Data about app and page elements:

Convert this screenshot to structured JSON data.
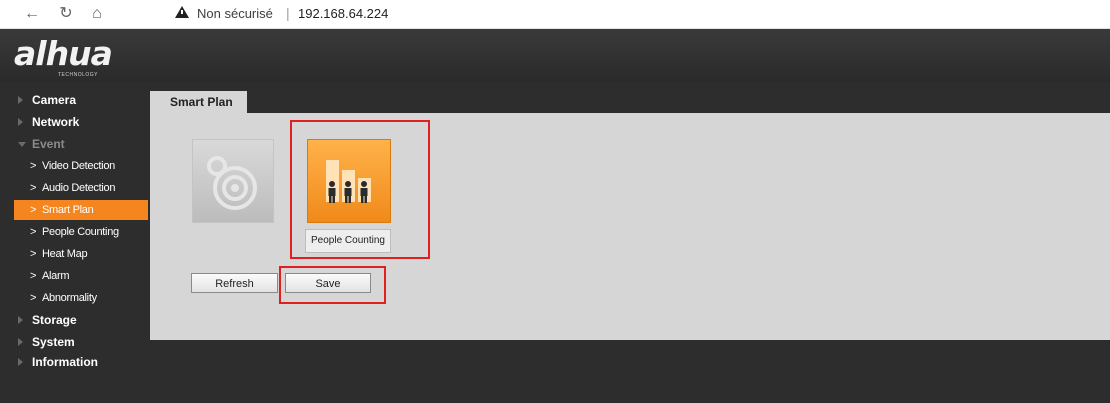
{
  "browser": {
    "security_label": "Non sécurisé",
    "separator": "|",
    "url": "192.168.64.224"
  },
  "logo": {
    "text": "alhua",
    "subtext": "TECHNOLOGY"
  },
  "sidebar": {
    "items": [
      {
        "label": "Camera",
        "level": "top"
      },
      {
        "label": "Network",
        "level": "top"
      },
      {
        "label": "Event",
        "level": "top",
        "expanded": true
      },
      {
        "label": "Video Detection",
        "level": "sub"
      },
      {
        "label": "Audio Detection",
        "level": "sub"
      },
      {
        "label": "Smart Plan",
        "level": "sub",
        "active": true
      },
      {
        "label": "People Counting",
        "level": "sub"
      },
      {
        "label": "Heat Map",
        "level": "sub"
      },
      {
        "label": "Alarm",
        "level": "sub"
      },
      {
        "label": "Abnormality",
        "level": "sub"
      },
      {
        "label": "Storage",
        "level": "top"
      },
      {
        "label": "System",
        "level": "top"
      },
      {
        "label": "Information",
        "level": "top"
      }
    ]
  },
  "main": {
    "tab_label": "Smart Plan",
    "tiles": [
      {
        "icon": "camera-lens-icon",
        "label": "",
        "selected": false
      },
      {
        "icon": "people-counting-icon",
        "label": "People Counting",
        "selected": true
      }
    ],
    "buttons": {
      "refresh": "Refresh",
      "save": "Save"
    }
  },
  "colors": {
    "accent": "#f5861f",
    "highlight_border": "#e02020",
    "panel": "#d6d6d6",
    "background": "#2d2d2d"
  }
}
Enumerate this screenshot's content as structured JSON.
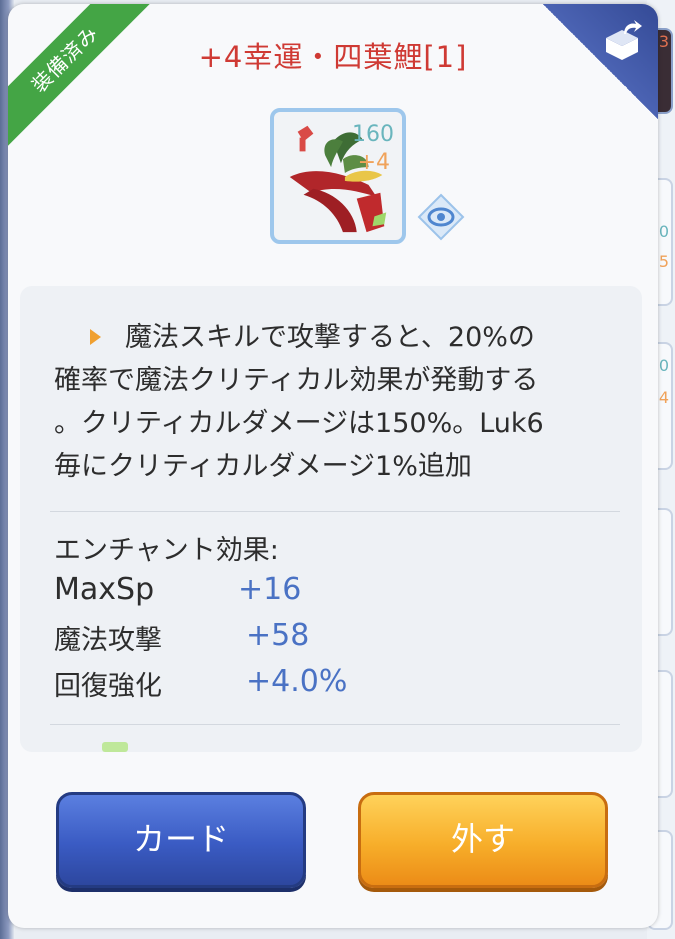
{
  "header": {
    "equipped_ribbon": "装備済み",
    "item_title": "+4幸運・四葉鯉[1]"
  },
  "item": {
    "level": "160",
    "refine": "+4"
  },
  "description": {
    "lines": [
      "魔法スキルで攻撃すると、20%の",
      "確率で魔法クリティカル効果が発動する",
      "。クリティカルダメージは150%。Luk6",
      "毎にクリティカルダメージ1%追加"
    ]
  },
  "enchant": {
    "heading": "エンチャント効果:",
    "rows": [
      {
        "name": "MaxSp",
        "value": "+16"
      },
      {
        "name": "魔法攻撃",
        "value": "+58"
      },
      {
        "name": "回復強化",
        "value": "+4.0%"
      }
    ]
  },
  "buttons": {
    "card": "カード",
    "remove": "外す"
  },
  "side_panel": {
    "numbers": [
      "3",
      "0",
      "5",
      "0",
      "4"
    ]
  },
  "colors": {
    "title": "#cf3a34",
    "ribbon": "#44a545",
    "enchant_value": "#4a72c4",
    "card_button": "#3a5bc3",
    "remove_button": "#f7ae2a"
  },
  "icons": [
    "share-icon",
    "eye-icon",
    "item-image",
    "arrow-icon"
  ]
}
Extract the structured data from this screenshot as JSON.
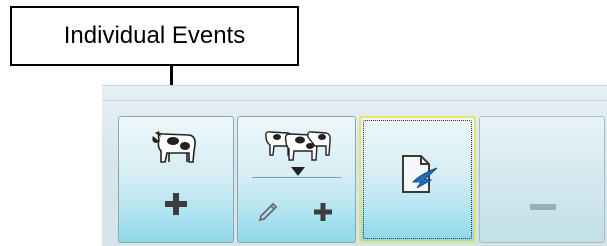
{
  "callout": {
    "label": "Individual Events"
  },
  "toolbar": {
    "buttons": [
      {
        "name": "add-individual-event",
        "icons": [
          "cow-icon",
          "plus-icon"
        ]
      },
      {
        "name": "group-events",
        "icons": [
          "cows-group-icon",
          "dropdown-arrow-icon",
          "pencil-icon",
          "plus-icon"
        ]
      },
      {
        "name": "import-document",
        "icons": [
          "import-document-icon"
        ],
        "state": "focused"
      },
      {
        "name": "remove",
        "icons": [
          "minus-icon"
        ],
        "state": "disabled"
      }
    ]
  },
  "colors": {
    "focus_border": "#e8e26a",
    "button_gradient_bottom": "#8ed8ea",
    "ribbon": "#d9e7ec"
  }
}
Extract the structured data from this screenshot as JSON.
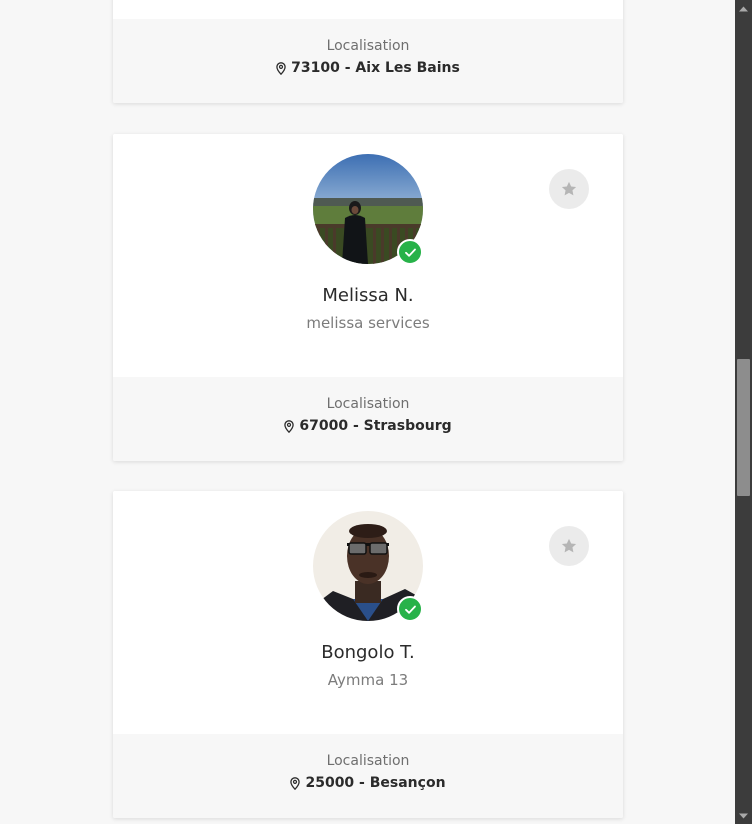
{
  "profiles": [
    {
      "name": "",
      "company": "",
      "location_label": "Localisation",
      "location": "73100 - Aix Les Bains"
    },
    {
      "name": "Melissa N.",
      "company": "melissa services",
      "location_label": "Localisation",
      "location": "67000 - Strasbourg",
      "verified": true
    },
    {
      "name": "Bongolo T.",
      "company": "Aymma 13",
      "location_label": "Localisation",
      "location": "25000 - Besançon",
      "verified": true
    }
  ],
  "icons": {
    "location": "map-pin-icon",
    "verified": "check-icon",
    "favorite": "star-icon"
  },
  "colors": {
    "verified_green": "#27b249",
    "favorite_bg": "#ebebeb",
    "star_gray": "#b5b5b5",
    "footer_bg": "#f7f7f7"
  }
}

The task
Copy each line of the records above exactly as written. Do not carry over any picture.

Solution to this problem
Convert this screenshot to structured JSON data.
{
  "browser": {
    "security_label": "Non sécurisé",
    "separator": "|",
    "url": "192.168.64.224"
  },
  "logo": {
    "text": "alhua",
    "subtext": "TECHNOLOGY"
  },
  "sidebar": {
    "items": [
      {
        "label": "Camera",
        "level": "top"
      },
      {
        "label": "Network",
        "level": "top"
      },
      {
        "label": "Event",
        "level": "top",
        "expanded": true
      },
      {
        "label": "Video Detection",
        "level": "sub"
      },
      {
        "label": "Audio Detection",
        "level": "sub"
      },
      {
        "label": "Smart Plan",
        "level": "sub",
        "active": true
      },
      {
        "label": "People Counting",
        "level": "sub"
      },
      {
        "label": "Heat Map",
        "level": "sub"
      },
      {
        "label": "Alarm",
        "level": "sub"
      },
      {
        "label": "Abnormality",
        "level": "sub"
      },
      {
        "label": "Storage",
        "level": "top"
      },
      {
        "label": "System",
        "level": "top"
      },
      {
        "label": "Information",
        "level": "top"
      }
    ]
  },
  "main": {
    "tab_label": "Smart Plan",
    "tiles": [
      {
        "icon": "camera-lens-icon",
        "label": "",
        "selected": false
      },
      {
        "icon": "people-counting-icon",
        "label": "People Counting",
        "selected": true
      }
    ],
    "buttons": {
      "refresh": "Refresh",
      "save": "Save"
    }
  },
  "colors": {
    "accent": "#f5861f",
    "highlight_border": "#e02020",
    "panel": "#d6d6d6",
    "background": "#2d2d2d"
  }
}
Enumerate this screenshot's content as structured JSON.
{
  "header": {
    "equipped_ribbon": "装備済み",
    "item_title": "+4幸運・四葉鯉[1]"
  },
  "item": {
    "level": "160",
    "refine": "+4"
  },
  "description": {
    "lines": [
      "魔法スキルで攻撃すると、20%の",
      "確率で魔法クリティカル効果が発動する",
      "。クリティカルダメージは150%。Luk6",
      "毎にクリティカルダメージ1%追加"
    ]
  },
  "enchant": {
    "heading": "エンチャント効果:",
    "rows": [
      {
        "name": "MaxSp",
        "value": "+16"
      },
      {
        "name": "魔法攻撃",
        "value": "+58"
      },
      {
        "name": "回復強化",
        "value": "+4.0%"
      }
    ]
  },
  "buttons": {
    "card": "カード",
    "remove": "外す"
  },
  "side_panel": {
    "numbers": [
      "3",
      "0",
      "5",
      "0",
      "4"
    ]
  },
  "colors": {
    "title": "#cf3a34",
    "ribbon": "#44a545",
    "enchant_value": "#4a72c4",
    "card_button": "#3a5bc3",
    "remove_button": "#f7ae2a"
  },
  "icons": [
    "share-icon",
    "eye-icon",
    "item-image",
    "arrow-icon"
  ]
}
Extract the structured data from this screenshot as JSON.
{
  "callout": {
    "label": "Individual Events"
  },
  "toolbar": {
    "buttons": [
      {
        "name": "add-individual-event",
        "icons": [
          "cow-icon",
          "plus-icon"
        ]
      },
      {
        "name": "group-events",
        "icons": [
          "cows-group-icon",
          "dropdown-arrow-icon",
          "pencil-icon",
          "plus-icon"
        ]
      },
      {
        "name": "import-document",
        "icons": [
          "import-document-icon"
        ],
        "state": "focused"
      },
      {
        "name": "remove",
        "icons": [
          "minus-icon"
        ],
        "state": "disabled"
      }
    ]
  },
  "colors": {
    "focus_border": "#e8e26a",
    "button_gradient_bottom": "#8ed8ea",
    "ribbon": "#d9e7ec"
  }
}
Extract the structured data from this screenshot as JSON.
{
  "profiles": [
    {
      "name": "",
      "company": "",
      "location_label": "Localisation",
      "location": "73100 - Aix Les Bains"
    },
    {
      "name": "Melissa N.",
      "company": "melissa services",
      "location_label": "Localisation",
      "location": "67000 - Strasbourg",
      "verified": true
    },
    {
      "name": "Bongolo T.",
      "company": "Aymma 13",
      "location_label": "Localisation",
      "location": "25000 - Besançon",
      "verified": true
    }
  ],
  "icons": {
    "location": "map-pin-icon",
    "verified": "check-icon",
    "favorite": "star-icon"
  },
  "colors": {
    "verified_green": "#27b249",
    "favorite_bg": "#ebebeb",
    "star_gray": "#b5b5b5",
    "footer_bg": "#f7f7f7"
  }
}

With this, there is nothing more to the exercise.